PANDEMIC CAUSES AN 8% DROP IN GREENHOUSE GAS EMISSIONS: Global greenhouse gas emissions are on track to plunge nearly 8 percent this year, the largest drop ever recorded, as worldwide lockdowns to fight the coronavirus have triggered an “unprecedented” decline in the use of fossil fuels, the International Energy Agency said in a new report on Thursday. But experts cautioned that the drop should not be seen as good news for efforts to tackle climate change. When the pandemic subsides and nations take steps to restart their economies, emissions could easily soar again unless governments make concerted efforts to shift to cleaner energy as part of their recovery efforts. “This historic decline in emissions is happening for all the wrong reasons,” said Fatih Birol, the agency’s executive director. “People are dying and countries are suffering enormous economic trauma right now. The only way to sustainably reduce emissions is not through painful lockdowns, but by putting the right energy and climate policies in place.” The report also noted that, after past crises, global emissions have typically shot back up to previous levels once the initial shock passed. And if countries like China try to help their ailing economies by relaxing environmental rules or subsidizing polluting industries like coal or steel, the resulting rebound in emissions could be even larger than the decline.

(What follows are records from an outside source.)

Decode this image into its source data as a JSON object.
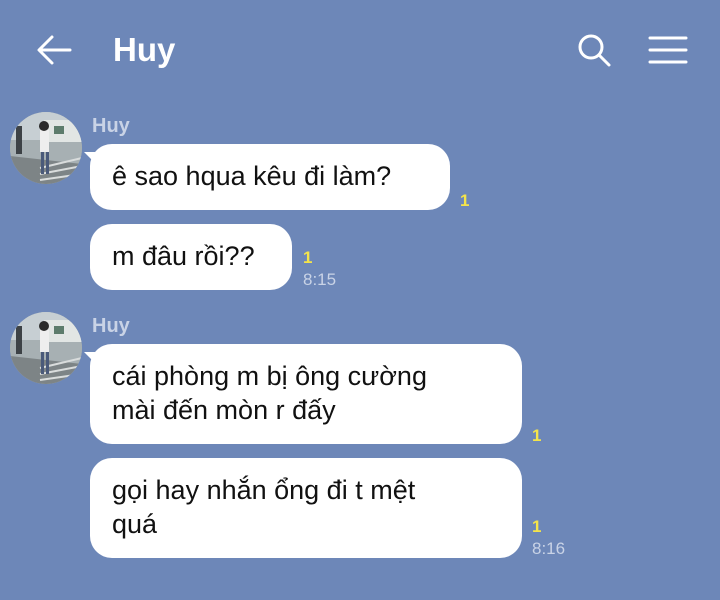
{
  "header": {
    "title": "Huy",
    "back_icon": "arrow-left-icon",
    "search_icon": "search-icon",
    "menu_icon": "hamburger-menu-icon"
  },
  "groups": [
    {
      "sender": "Huy",
      "messages": [
        {
          "text": "ê sao hqua kêu đi làm?",
          "unread": "1",
          "time": ""
        },
        {
          "text": "m đâu rồi??",
          "unread": "1",
          "time": "8:15"
        }
      ]
    },
    {
      "sender": "Huy",
      "messages": [
        {
          "text": "cái phòng m bị ông cường\nmài đến mòn r đấy",
          "unread": "1",
          "time": ""
        },
        {
          "text": "gọi hay nhắn ổng đi t mệt\nquá",
          "unread": "1",
          "time": "8:16"
        }
      ]
    }
  ],
  "colors": {
    "background": "#6d87b8",
    "bubble": "#ffffff",
    "unread": "#f4e44a",
    "meta_text": "#c9d3e6"
  }
}
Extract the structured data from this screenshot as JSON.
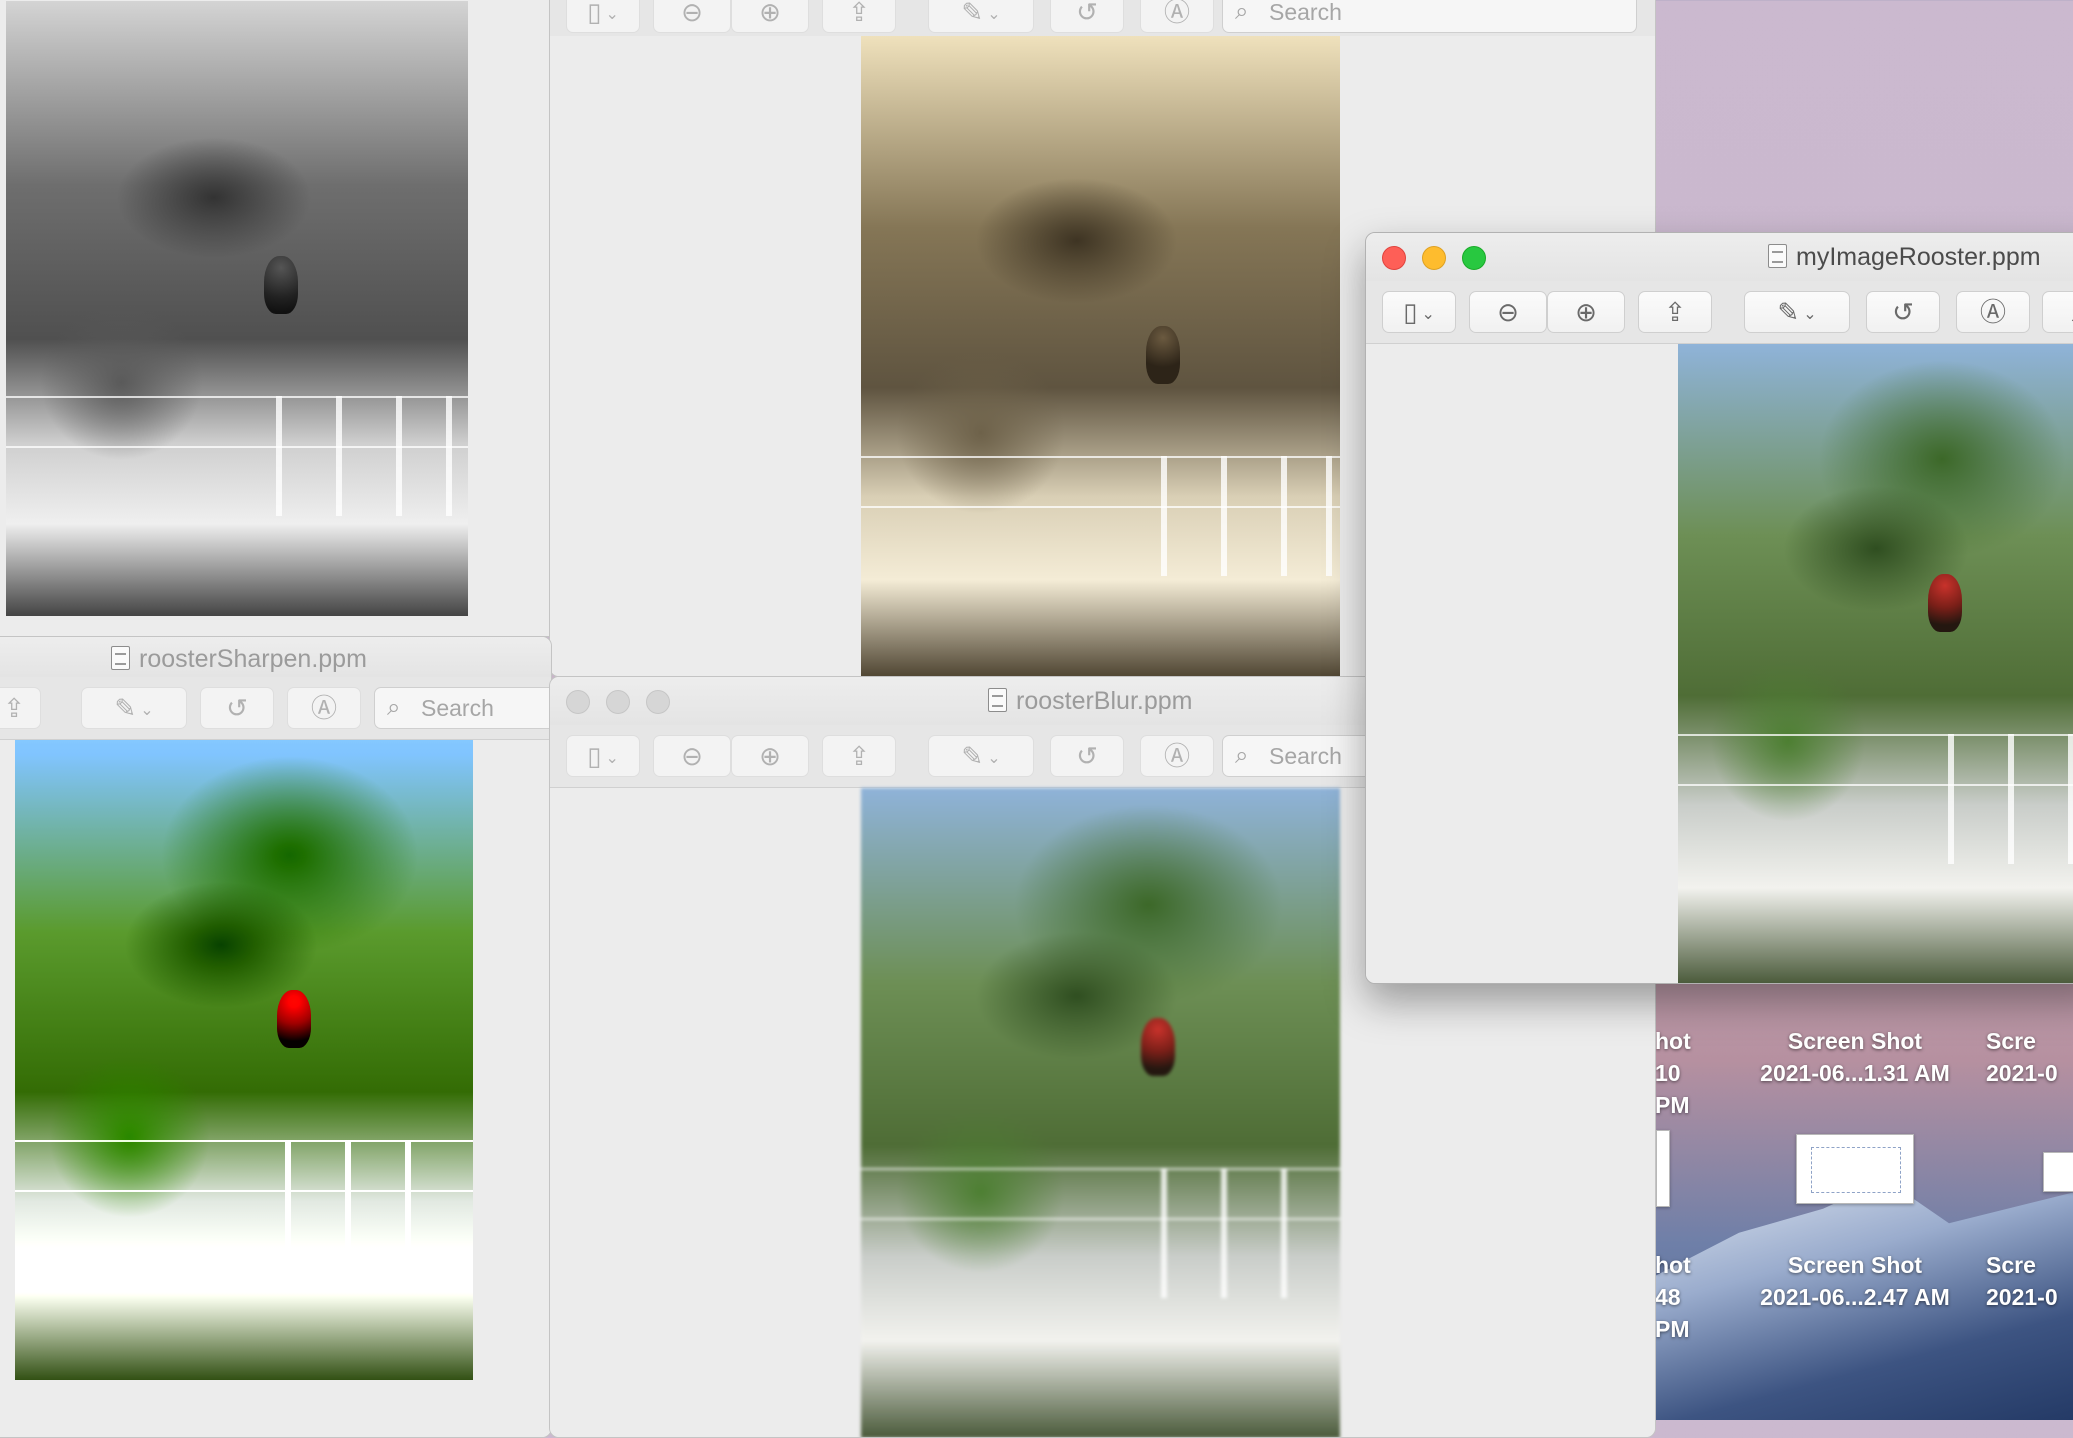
{
  "desktop": {
    "icons": [
      {
        "line1": "Screen Shot",
        "line2": "2021-06...1.31 AM"
      },
      {
        "line1": "Screen Shot",
        "line2": "2021-06...2.47 AM"
      }
    ],
    "partial_icons": [
      {
        "line1": "hot",
        "line2": "10 PM"
      },
      {
        "line1": "Scre",
        "line2": "2021-0"
      },
      {
        "line1": "hot",
        "line2": "48 PM"
      },
      {
        "line1": "Scre",
        "line2": "2021-0"
      }
    ]
  },
  "windows": {
    "gray_window": {
      "filter": "grayscale"
    },
    "sepia_window": {
      "search_placeholder": "Search",
      "filter": "sepia"
    },
    "sharpen_window": {
      "title": "roosterSharpen.ppm",
      "search_placeholder": "Search"
    },
    "blur_window": {
      "title": "roosterBlur.ppm",
      "search_placeholder": "Search"
    },
    "original_window": {
      "title": "myImageRooster.ppm"
    }
  },
  "icons": {
    "sidebar": "sidebar-icon",
    "zoom_out": "zoom-out-icon",
    "zoom_in": "zoom-in-icon",
    "share": "share-icon",
    "markup": "pen-icon",
    "rotate": "rotate-icon",
    "annotate": "markup-circle-icon",
    "search": "search-icon"
  },
  "colors": {
    "close": "#fe5f57",
    "minimize": "#febc2e",
    "zoom": "#28c840",
    "window_bg": "#ececec"
  }
}
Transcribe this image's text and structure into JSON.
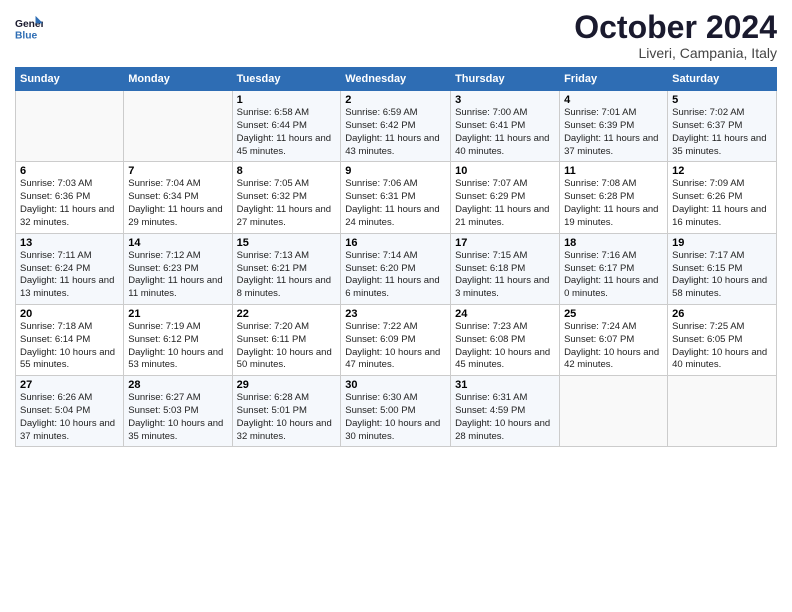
{
  "header": {
    "logo_general": "General",
    "logo_blue": "Blue",
    "month_title": "October 2024",
    "location": "Liveri, Campania, Italy"
  },
  "columns": [
    "Sunday",
    "Monday",
    "Tuesday",
    "Wednesday",
    "Thursday",
    "Friday",
    "Saturday"
  ],
  "weeks": [
    [
      {
        "day": "",
        "info": ""
      },
      {
        "day": "",
        "info": ""
      },
      {
        "day": "1",
        "info": "Sunrise: 6:58 AM\nSunset: 6:44 PM\nDaylight: 11 hours and 45 minutes."
      },
      {
        "day": "2",
        "info": "Sunrise: 6:59 AM\nSunset: 6:42 PM\nDaylight: 11 hours and 43 minutes."
      },
      {
        "day": "3",
        "info": "Sunrise: 7:00 AM\nSunset: 6:41 PM\nDaylight: 11 hours and 40 minutes."
      },
      {
        "day": "4",
        "info": "Sunrise: 7:01 AM\nSunset: 6:39 PM\nDaylight: 11 hours and 37 minutes."
      },
      {
        "day": "5",
        "info": "Sunrise: 7:02 AM\nSunset: 6:37 PM\nDaylight: 11 hours and 35 minutes."
      }
    ],
    [
      {
        "day": "6",
        "info": "Sunrise: 7:03 AM\nSunset: 6:36 PM\nDaylight: 11 hours and 32 minutes."
      },
      {
        "day": "7",
        "info": "Sunrise: 7:04 AM\nSunset: 6:34 PM\nDaylight: 11 hours and 29 minutes."
      },
      {
        "day": "8",
        "info": "Sunrise: 7:05 AM\nSunset: 6:32 PM\nDaylight: 11 hours and 27 minutes."
      },
      {
        "day": "9",
        "info": "Sunrise: 7:06 AM\nSunset: 6:31 PM\nDaylight: 11 hours and 24 minutes."
      },
      {
        "day": "10",
        "info": "Sunrise: 7:07 AM\nSunset: 6:29 PM\nDaylight: 11 hours and 21 minutes."
      },
      {
        "day": "11",
        "info": "Sunrise: 7:08 AM\nSunset: 6:28 PM\nDaylight: 11 hours and 19 minutes."
      },
      {
        "day": "12",
        "info": "Sunrise: 7:09 AM\nSunset: 6:26 PM\nDaylight: 11 hours and 16 minutes."
      }
    ],
    [
      {
        "day": "13",
        "info": "Sunrise: 7:11 AM\nSunset: 6:24 PM\nDaylight: 11 hours and 13 minutes."
      },
      {
        "day": "14",
        "info": "Sunrise: 7:12 AM\nSunset: 6:23 PM\nDaylight: 11 hours and 11 minutes."
      },
      {
        "day": "15",
        "info": "Sunrise: 7:13 AM\nSunset: 6:21 PM\nDaylight: 11 hours and 8 minutes."
      },
      {
        "day": "16",
        "info": "Sunrise: 7:14 AM\nSunset: 6:20 PM\nDaylight: 11 hours and 6 minutes."
      },
      {
        "day": "17",
        "info": "Sunrise: 7:15 AM\nSunset: 6:18 PM\nDaylight: 11 hours and 3 minutes."
      },
      {
        "day": "18",
        "info": "Sunrise: 7:16 AM\nSunset: 6:17 PM\nDaylight: 11 hours and 0 minutes."
      },
      {
        "day": "19",
        "info": "Sunrise: 7:17 AM\nSunset: 6:15 PM\nDaylight: 10 hours and 58 minutes."
      }
    ],
    [
      {
        "day": "20",
        "info": "Sunrise: 7:18 AM\nSunset: 6:14 PM\nDaylight: 10 hours and 55 minutes."
      },
      {
        "day": "21",
        "info": "Sunrise: 7:19 AM\nSunset: 6:12 PM\nDaylight: 10 hours and 53 minutes."
      },
      {
        "day": "22",
        "info": "Sunrise: 7:20 AM\nSunset: 6:11 PM\nDaylight: 10 hours and 50 minutes."
      },
      {
        "day": "23",
        "info": "Sunrise: 7:22 AM\nSunset: 6:09 PM\nDaylight: 10 hours and 47 minutes."
      },
      {
        "day": "24",
        "info": "Sunrise: 7:23 AM\nSunset: 6:08 PM\nDaylight: 10 hours and 45 minutes."
      },
      {
        "day": "25",
        "info": "Sunrise: 7:24 AM\nSunset: 6:07 PM\nDaylight: 10 hours and 42 minutes."
      },
      {
        "day": "26",
        "info": "Sunrise: 7:25 AM\nSunset: 6:05 PM\nDaylight: 10 hours and 40 minutes."
      }
    ],
    [
      {
        "day": "27",
        "info": "Sunrise: 6:26 AM\nSunset: 5:04 PM\nDaylight: 10 hours and 37 minutes."
      },
      {
        "day": "28",
        "info": "Sunrise: 6:27 AM\nSunset: 5:03 PM\nDaylight: 10 hours and 35 minutes."
      },
      {
        "day": "29",
        "info": "Sunrise: 6:28 AM\nSunset: 5:01 PM\nDaylight: 10 hours and 32 minutes."
      },
      {
        "day": "30",
        "info": "Sunrise: 6:30 AM\nSunset: 5:00 PM\nDaylight: 10 hours and 30 minutes."
      },
      {
        "day": "31",
        "info": "Sunrise: 6:31 AM\nSunset: 4:59 PM\nDaylight: 10 hours and 28 minutes."
      },
      {
        "day": "",
        "info": ""
      },
      {
        "day": "",
        "info": ""
      }
    ]
  ]
}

TALIBAN IS SURGING DURING TRUMP'S "PEACE" DEAL: Facing an emboldened Taliban, and with less U.S. military support, Afghan forces have suffered heavy casualties during a two-month surge in violence across the country that is threatening to jeopardize a fragile peace deal between the United States and the Taliban. A U.S. military assessment describes Taliban attacks on Afghan forces in March as “above seasonal norms,” according to a quarterly report released Thursday by the Office of the Special Inspector General for Afghanistan Reconstruction (SIGAR). According to the Afghan National Security Council, the Taliban has carried out an average of 55 attacks a day since March 1 — a spike that has doubled casualties among Afghan security forces in some parts of the country, officials say. The increase in violence comes as U.S. officials struggle to keep the Taliban peace deal on track. The February agreement ended offensive operations between U.S. forces and the militant group and set a deadline of March 10 for the beginning of talks between the Taliban and the Afghan government. Those talks have yet to begin, and some fear the violence could be sapping what little momentum followed the signing of the deal. The U.S. military command in Kabul refused to release more-specific data on Taliban attacks, citing concerns surrounding sensitive negotiations with the Taliban. This marks the first time the U.S. military command in Kabul has restricted the release of such data since SIGAR began using it in 2018 to track the levels and locations of violence.